[RECORDS SHOWN — start]

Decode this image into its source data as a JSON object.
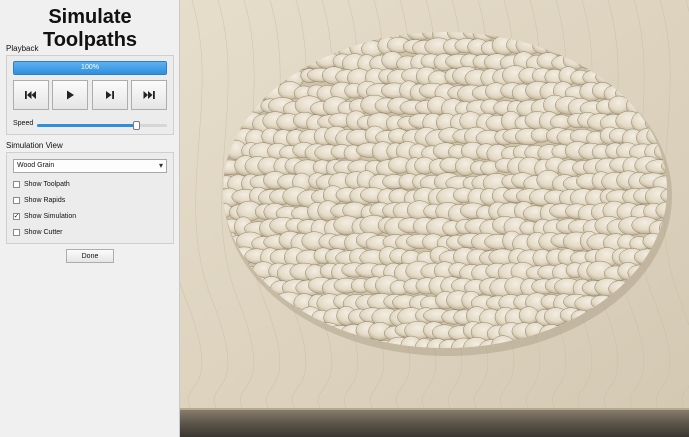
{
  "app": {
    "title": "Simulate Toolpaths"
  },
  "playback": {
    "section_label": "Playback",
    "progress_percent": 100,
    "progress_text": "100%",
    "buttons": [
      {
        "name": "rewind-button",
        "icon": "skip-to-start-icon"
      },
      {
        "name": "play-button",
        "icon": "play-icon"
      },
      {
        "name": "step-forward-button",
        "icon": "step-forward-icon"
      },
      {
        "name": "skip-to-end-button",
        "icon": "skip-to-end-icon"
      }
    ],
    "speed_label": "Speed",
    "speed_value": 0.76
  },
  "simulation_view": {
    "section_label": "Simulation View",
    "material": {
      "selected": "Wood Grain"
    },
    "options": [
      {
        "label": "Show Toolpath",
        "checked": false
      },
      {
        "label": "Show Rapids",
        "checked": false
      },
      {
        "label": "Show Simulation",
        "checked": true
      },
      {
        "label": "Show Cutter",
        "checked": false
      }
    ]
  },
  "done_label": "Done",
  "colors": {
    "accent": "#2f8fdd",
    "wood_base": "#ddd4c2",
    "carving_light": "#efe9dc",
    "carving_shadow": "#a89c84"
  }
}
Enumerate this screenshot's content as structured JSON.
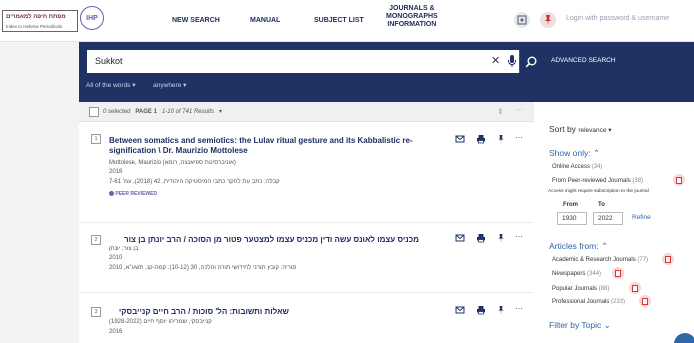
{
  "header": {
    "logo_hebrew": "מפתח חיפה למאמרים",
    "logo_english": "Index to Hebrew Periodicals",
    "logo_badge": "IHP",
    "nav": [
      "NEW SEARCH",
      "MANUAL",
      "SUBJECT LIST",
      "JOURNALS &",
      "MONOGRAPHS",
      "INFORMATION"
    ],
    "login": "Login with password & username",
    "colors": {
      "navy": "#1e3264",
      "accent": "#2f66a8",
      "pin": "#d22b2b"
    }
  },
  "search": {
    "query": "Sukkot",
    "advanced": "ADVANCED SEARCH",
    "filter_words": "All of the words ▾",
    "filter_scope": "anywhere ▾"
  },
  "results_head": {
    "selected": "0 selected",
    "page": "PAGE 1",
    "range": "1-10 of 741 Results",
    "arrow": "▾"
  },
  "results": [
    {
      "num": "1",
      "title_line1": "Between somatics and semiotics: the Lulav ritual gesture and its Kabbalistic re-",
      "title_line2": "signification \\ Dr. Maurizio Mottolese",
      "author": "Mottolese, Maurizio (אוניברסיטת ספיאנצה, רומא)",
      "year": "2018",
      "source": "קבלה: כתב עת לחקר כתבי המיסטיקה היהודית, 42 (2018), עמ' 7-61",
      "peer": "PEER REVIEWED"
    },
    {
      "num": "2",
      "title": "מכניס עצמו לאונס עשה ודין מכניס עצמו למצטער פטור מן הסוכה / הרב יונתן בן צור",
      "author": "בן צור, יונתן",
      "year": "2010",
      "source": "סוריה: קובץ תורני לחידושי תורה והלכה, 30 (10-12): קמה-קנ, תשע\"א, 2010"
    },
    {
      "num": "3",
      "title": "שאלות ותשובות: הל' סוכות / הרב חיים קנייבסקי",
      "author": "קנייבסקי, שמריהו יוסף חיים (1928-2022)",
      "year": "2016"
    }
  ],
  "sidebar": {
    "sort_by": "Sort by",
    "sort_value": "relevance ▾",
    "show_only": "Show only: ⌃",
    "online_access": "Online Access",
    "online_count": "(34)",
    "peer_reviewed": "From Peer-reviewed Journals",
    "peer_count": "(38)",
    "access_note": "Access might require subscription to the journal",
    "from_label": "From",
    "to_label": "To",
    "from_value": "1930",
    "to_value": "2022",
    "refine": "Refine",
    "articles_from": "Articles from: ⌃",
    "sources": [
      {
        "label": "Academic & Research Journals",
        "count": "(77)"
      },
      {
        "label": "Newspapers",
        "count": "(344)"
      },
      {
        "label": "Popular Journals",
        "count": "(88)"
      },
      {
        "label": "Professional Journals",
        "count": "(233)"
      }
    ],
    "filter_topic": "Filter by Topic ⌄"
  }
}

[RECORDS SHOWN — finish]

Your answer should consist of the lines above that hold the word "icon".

- _YOUR SOLUTION_:
        "icon": "skip-to-start-icon"
        "icon": "play-icon"
        "icon": "step-forward-icon"
        "icon": "skip-to-end-icon"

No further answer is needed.